    Abstract: This paper studies empirically the relationship between oil endowment and the duration of autocratic leaders. A simple theoretical setting shows how the relationship between oil endowment and the duration of the dictatorial regime is mediated by the price of oil. Using a dataset on 106 dictators, our empirical analysis supports the predictions of the theoretical model and indicates that dictators in countries which are relatively better endowed in terms of oil stay longer in office. This result is robust to changes in the definition of dictatorial regimes, as well as to controlling for other economic and political variables.
    Keywords: Natural resources; dictatorship; political economy; duration
    JEL: D72 H11 Q34
    Date: 2010–01–14
  9. By: Matthias Doepke; Fabrizio Zilibotti

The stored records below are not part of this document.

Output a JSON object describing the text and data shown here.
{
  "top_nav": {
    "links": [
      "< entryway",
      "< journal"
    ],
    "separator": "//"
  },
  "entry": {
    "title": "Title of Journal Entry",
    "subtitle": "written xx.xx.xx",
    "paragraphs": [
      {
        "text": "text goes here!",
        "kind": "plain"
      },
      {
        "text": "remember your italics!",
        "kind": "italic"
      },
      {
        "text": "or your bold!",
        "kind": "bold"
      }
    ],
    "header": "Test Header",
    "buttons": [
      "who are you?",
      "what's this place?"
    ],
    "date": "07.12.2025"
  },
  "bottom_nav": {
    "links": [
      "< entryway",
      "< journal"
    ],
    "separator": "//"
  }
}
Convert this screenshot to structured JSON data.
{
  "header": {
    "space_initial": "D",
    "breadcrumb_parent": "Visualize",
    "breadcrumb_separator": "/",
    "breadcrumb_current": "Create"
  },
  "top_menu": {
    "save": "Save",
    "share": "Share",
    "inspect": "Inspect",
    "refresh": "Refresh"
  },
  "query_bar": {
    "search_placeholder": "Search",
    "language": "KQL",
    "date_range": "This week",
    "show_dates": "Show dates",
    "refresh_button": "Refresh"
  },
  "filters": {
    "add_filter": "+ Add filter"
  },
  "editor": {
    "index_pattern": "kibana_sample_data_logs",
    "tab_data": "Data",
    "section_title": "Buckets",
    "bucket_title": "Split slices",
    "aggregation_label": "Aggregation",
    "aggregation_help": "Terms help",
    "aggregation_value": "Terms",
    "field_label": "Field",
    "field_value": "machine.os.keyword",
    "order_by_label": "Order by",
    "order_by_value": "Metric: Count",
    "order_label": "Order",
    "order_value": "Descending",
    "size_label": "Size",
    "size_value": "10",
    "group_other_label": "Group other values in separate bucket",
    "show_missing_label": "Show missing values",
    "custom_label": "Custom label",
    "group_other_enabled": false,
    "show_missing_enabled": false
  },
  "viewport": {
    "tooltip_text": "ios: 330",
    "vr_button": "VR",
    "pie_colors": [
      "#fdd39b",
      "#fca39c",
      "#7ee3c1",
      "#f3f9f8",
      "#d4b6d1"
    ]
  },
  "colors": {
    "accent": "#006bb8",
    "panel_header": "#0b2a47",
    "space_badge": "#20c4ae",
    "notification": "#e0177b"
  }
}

    Abstract: In recent years, a number of governments and consumer groups in rich countries have tried to discourage the use of child labor in poor countries through measures such as product boycotts and the imposition of international labor standards. The purported objective of such measures is to reduce the incidence of child labor in developing countries and thereby improve children’s welfare. In this paper, we examine the effects of such policies from a political-economy perspective. We show that these types of international action on child labor tend to lower domestic political support within developing countries for banning child labor. Hence, international labor standards and product boycotts may delay the ultimate eradication of child labor.
    Keywords: Child labor, political economy, labor standards, trade sanctions
    JEL: J20 J88 O10
    Date: 2010–01

This nep-pol issue is ©2010 by Eugene Beaulieu. It is provided as is without any express or implied warranty. It may be freely redistributed in whole or in part for any purpose. If distributed in part, please include this notice.
General information on the NEP project can be found at For comments please write to the director of NEP, Marco Novarese at <>. Put “NEP” in the subject, otherwise your mail may be rejected.
NEP’s infrastructure is sponsored by the School of Economics and Finance of Massey University in New Zealand.